Engaru proves to be a very small town with an amazingly well appointed and skillfully staffed hospital. They admit me quickly. Kurata-sensei effortlessly helps translate all the intake paperwork and now knows how often I go to the bathroom and how regular my periods are. My Engaru doctor speaks good English and is very thorough. I spend two and a half days there, with nothing but a bag of goo on the end of an IV pole to eat. They test and re-test me. I watch Knight Rider and the OC dubbed over in Japanese and rest comfortably in my futon style hospital bed.
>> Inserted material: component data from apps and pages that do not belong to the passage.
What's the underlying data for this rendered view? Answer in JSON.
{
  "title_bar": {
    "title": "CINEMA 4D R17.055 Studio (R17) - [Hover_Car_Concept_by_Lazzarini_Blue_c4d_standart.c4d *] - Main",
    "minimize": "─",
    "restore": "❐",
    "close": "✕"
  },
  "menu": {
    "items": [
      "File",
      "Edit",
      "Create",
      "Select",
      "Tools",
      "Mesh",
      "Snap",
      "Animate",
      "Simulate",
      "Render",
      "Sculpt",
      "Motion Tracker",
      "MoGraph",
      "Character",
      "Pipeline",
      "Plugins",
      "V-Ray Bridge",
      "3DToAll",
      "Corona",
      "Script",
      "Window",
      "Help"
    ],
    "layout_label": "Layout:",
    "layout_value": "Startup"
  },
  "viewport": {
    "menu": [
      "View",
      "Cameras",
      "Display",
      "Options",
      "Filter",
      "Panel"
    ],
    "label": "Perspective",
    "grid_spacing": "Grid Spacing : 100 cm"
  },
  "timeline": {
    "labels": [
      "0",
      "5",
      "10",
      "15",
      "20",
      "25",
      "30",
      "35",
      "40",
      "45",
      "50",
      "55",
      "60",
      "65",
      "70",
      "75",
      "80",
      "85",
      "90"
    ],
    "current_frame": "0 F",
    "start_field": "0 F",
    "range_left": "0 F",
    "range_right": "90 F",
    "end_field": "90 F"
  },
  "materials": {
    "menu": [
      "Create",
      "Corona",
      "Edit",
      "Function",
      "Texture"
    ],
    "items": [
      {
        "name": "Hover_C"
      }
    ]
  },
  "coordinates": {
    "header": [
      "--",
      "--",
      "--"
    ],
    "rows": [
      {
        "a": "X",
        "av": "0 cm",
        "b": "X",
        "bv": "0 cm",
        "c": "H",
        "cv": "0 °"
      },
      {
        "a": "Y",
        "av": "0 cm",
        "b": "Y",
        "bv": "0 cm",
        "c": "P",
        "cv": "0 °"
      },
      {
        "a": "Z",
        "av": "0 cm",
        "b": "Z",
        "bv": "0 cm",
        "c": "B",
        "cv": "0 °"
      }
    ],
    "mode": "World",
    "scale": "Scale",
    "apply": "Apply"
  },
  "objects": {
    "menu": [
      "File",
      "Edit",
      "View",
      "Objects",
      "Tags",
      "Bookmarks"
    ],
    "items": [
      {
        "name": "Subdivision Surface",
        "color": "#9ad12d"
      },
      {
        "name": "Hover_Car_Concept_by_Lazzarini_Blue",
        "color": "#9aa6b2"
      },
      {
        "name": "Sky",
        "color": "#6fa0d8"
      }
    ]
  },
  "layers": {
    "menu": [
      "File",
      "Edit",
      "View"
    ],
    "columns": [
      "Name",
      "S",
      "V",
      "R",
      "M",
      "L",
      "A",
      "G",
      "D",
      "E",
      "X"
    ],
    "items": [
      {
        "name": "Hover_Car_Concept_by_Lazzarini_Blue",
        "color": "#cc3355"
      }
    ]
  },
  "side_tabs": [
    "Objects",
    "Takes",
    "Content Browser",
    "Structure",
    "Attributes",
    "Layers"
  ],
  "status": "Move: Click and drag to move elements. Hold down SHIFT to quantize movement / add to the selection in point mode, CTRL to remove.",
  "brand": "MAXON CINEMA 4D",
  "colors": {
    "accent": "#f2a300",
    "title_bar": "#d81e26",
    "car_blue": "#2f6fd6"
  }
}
I am released as an outpatient with lower enzyme levels and pain free.
Why did all this happen? The culprit may be a long and over- fed trip to the states and one McDonald's double cheeseburger meal during a shopping excursion on Thursday that tipped my gallbladder over the edge. The attack may have stressed out my liver and spiked the enzymes. We'll know more in a week and half when I go back to Engaru. Until then the entire Village of Nishiokoppe will have a good laugh at my expense over how I hurt myself eating fatty American food.... Oohara-san says I should stick with Japanese soba noodles. I have to agree.
PS: The photos; me and my best friend for 2 and 1/2 days, the view of Engaru from my room, me and Mr. Kamaya, the superintendent of schools. He and two teachers from Nishio popped in for a visit. Very kind. And a waffle I ate in Seattle. Yes, I know I have a butter problem.